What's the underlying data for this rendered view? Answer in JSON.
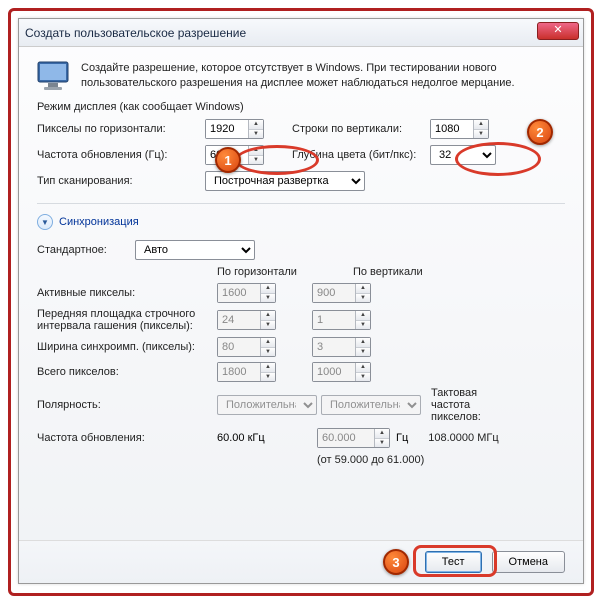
{
  "window": {
    "title": "Создать пользовательское разрешение"
  },
  "intro": "Создайте разрешение, которое отсутствует в Windows. При тестировании нового пользовательского разрешения на дисплее может наблюдаться недолгое мерцание.",
  "mode": {
    "group": "Режим дисплея (как сообщает Windows)",
    "h_pixels_label": "Пикселы по горизонтали:",
    "h_pixels": "1920",
    "v_lines_label": "Строки по вертикали:",
    "v_lines": "1080",
    "refresh_label": "Частота обновления (Гц):",
    "refresh": "60",
    "depth_label": "Глубина цвета (бит/пкс):",
    "depth": "32",
    "scan_label": "Тип сканирования:",
    "scan": "Построчная развертка"
  },
  "sync": {
    "title": "Синхронизация",
    "std_label": "Стандартное:",
    "std": "Авто",
    "col_h": "По горизонтали",
    "col_v": "По вертикали",
    "active_label": "Активные пикселы:",
    "active_h": "1600",
    "active_v": "900",
    "porch_label": "Передняя площадка строчного интервала гашения (пикселы):",
    "porch_h": "24",
    "porch_v": "1",
    "width_label": "Ширина синхроимп. (пикселы):",
    "width_h": "80",
    "width_v": "3",
    "total_label": "Всего пикселов:",
    "total_h": "1800",
    "total_v": "1000",
    "polarity_label": "Полярность:",
    "polarity_h": "Положительная",
    "polarity_v": "Положительная",
    "refresh2_label": "Частота обновления:",
    "refresh_khz": "60.00 кГц",
    "refresh_hz": "60.000",
    "hz_unit": "Гц",
    "range": "(от 59.000 до 61.000)",
    "pclk_label": "Тактовая частота пикселов:",
    "pclk": "108.0000 МГц"
  },
  "buttons": {
    "test": "Тест",
    "cancel": "Отмена"
  },
  "badges": {
    "b1": "1",
    "b2": "2",
    "b3": "3"
  }
}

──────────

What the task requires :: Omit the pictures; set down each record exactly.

Result ::
What's the underlying data for this rendered view? Answer in JSON.
{
  "window": {
    "title": "Создать пользовательское разрешение"
  },
  "intro": "Создайте разрешение, которое отсутствует в Windows. При тестировании нового пользовательского разрешения на дисплее может наблюдаться недолгое мерцание.",
  "mode": {
    "group": "Режим дисплея (как сообщает Windows)",
    "h_pixels_label": "Пикселы по горизонтали:",
    "h_pixels": "1920",
    "v_lines_label": "Строки по вертикали:",
    "v_lines": "1080",
    "refresh_label": "Частота обновления (Гц):",
    "refresh": "60",
    "depth_label": "Глубина цвета (бит/пкс):",
    "depth": "32",
    "scan_label": "Тип сканирования:",
    "scan": "Построчная развертка"
  },
  "sync": {
    "title": "Синхронизация",
    "std_label": "Стандартное:",
    "std": "Авто",
    "col_h": "По горизонтали",
    "col_v": "По вертикали",
    "active_label": "Активные пикселы:",
    "active_h": "1600",
    "active_v": "900",
    "porch_label": "Передняя площадка строчного интервала гашения (пикселы):",
    "porch_h": "24",
    "porch_v": "1",
    "width_label": "Ширина синхроимп. (пикселы):",
    "width_h": "80",
    "width_v": "3",
    "total_label": "Всего пикселов:",
    "total_h": "1800",
    "total_v": "1000",
    "polarity_label": "Полярность:",
    "polarity_h": "Положительная",
    "polarity_v": "Положительная",
    "refresh2_label": "Частота обновления:",
    "refresh_khz": "60.00 кГц",
    "refresh_hz": "60.000",
    "hz_unit": "Гц",
    "range": "(от 59.000 до 61.000)",
    "pclk_label": "Тактовая частота пикселов:",
    "pclk": "108.0000 МГц"
  },
  "buttons": {
    "test": "Тест",
    "cancel": "Отмена"
  },
  "badges": {
    "b1": "1",
    "b2": "2",
    "b3": "3"
  }
}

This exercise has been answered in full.